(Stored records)
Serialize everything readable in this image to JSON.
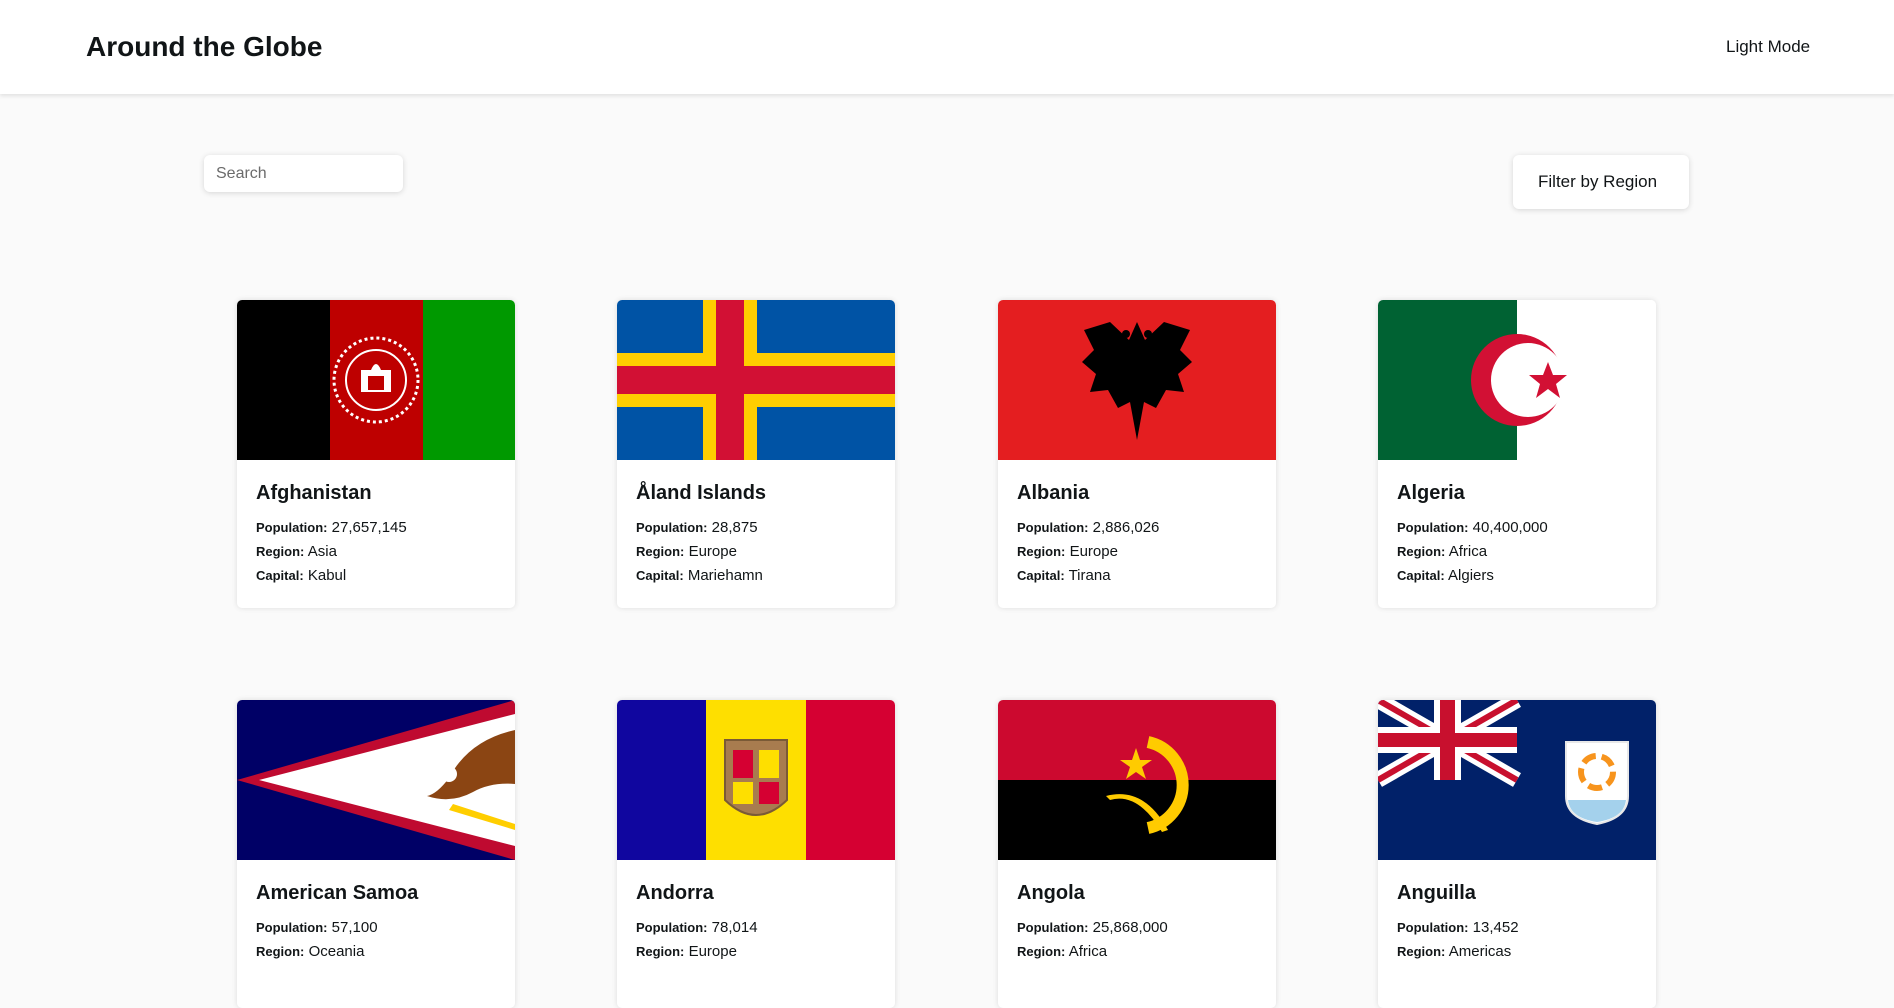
{
  "header": {
    "title": "Around the Globe",
    "theme_toggle": "Light Mode"
  },
  "search": {
    "placeholder": "Search",
    "value": ""
  },
  "filter": {
    "label": "Filter by Region"
  },
  "labels": {
    "population": "Population:",
    "region": "Region:",
    "capital": "Capital:"
  },
  "countries": [
    {
      "name": "Afghanistan",
      "population": "27,657,145",
      "region": "Asia",
      "capital": "Kabul",
      "flag_icon": "afghanistan-flag-icon"
    },
    {
      "name": "Åland Islands",
      "population": "28,875",
      "region": "Europe",
      "capital": "Mariehamn",
      "flag_icon": "aland-islands-flag-icon"
    },
    {
      "name": "Albania",
      "population": "2,886,026",
      "region": "Europe",
      "capital": "Tirana",
      "flag_icon": "albania-flag-icon"
    },
    {
      "name": "Algeria",
      "population": "40,400,000",
      "region": "Africa",
      "capital": "Algiers",
      "flag_icon": "algeria-flag-icon"
    },
    {
      "name": "American Samoa",
      "population": "57,100",
      "region": "Oceania",
      "flag_icon": "american-samoa-flag-icon"
    },
    {
      "name": "Andorra",
      "population": "78,014",
      "region": "Europe",
      "flag_icon": "andorra-flag-icon"
    },
    {
      "name": "Angola",
      "population": "25,868,000",
      "region": "Africa",
      "flag_icon": "angola-flag-icon"
    },
    {
      "name": "Anguilla",
      "population": "13,452",
      "region": "Americas",
      "flag_icon": "anguilla-flag-icon"
    }
  ]
}
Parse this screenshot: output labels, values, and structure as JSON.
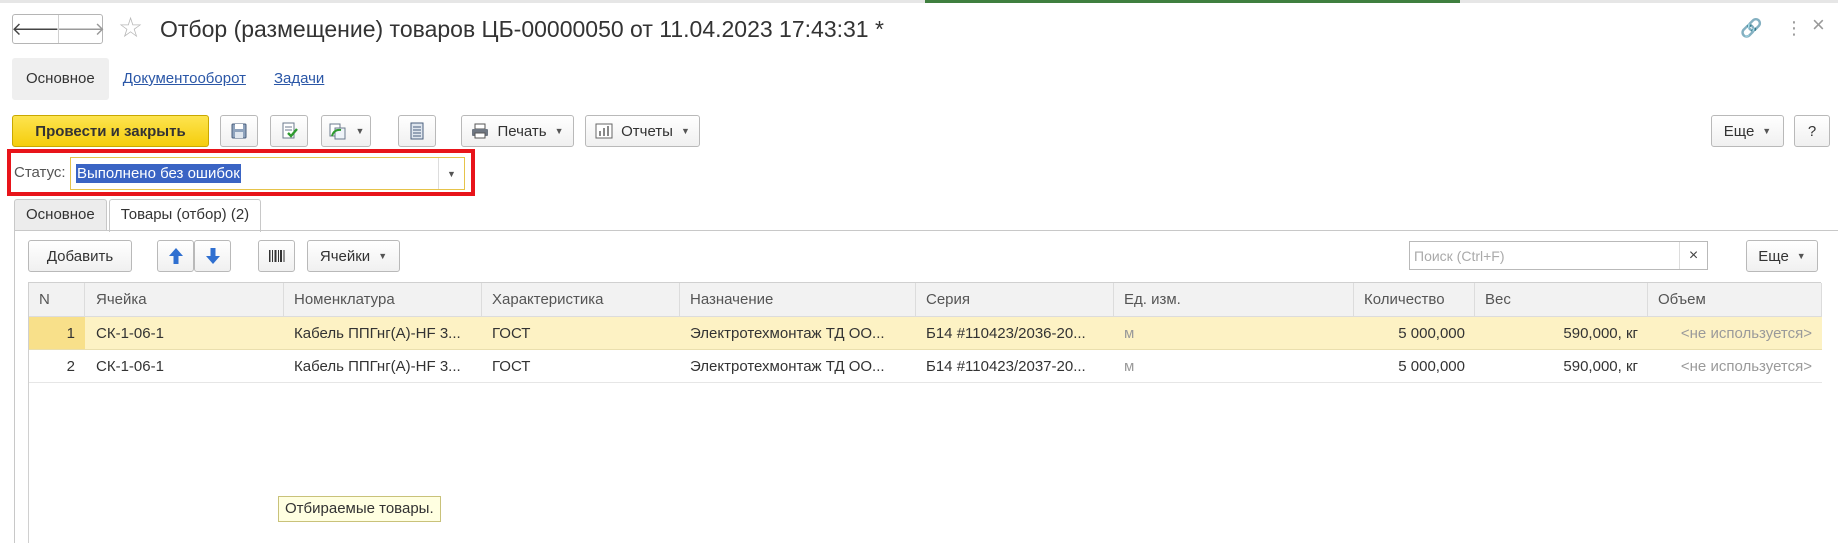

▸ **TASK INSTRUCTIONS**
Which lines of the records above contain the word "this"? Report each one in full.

▸ **TASK RESULT**
Serialize everything readable in this image to JSON.
Parse this screenshot: output labels, values, and structure as JSON.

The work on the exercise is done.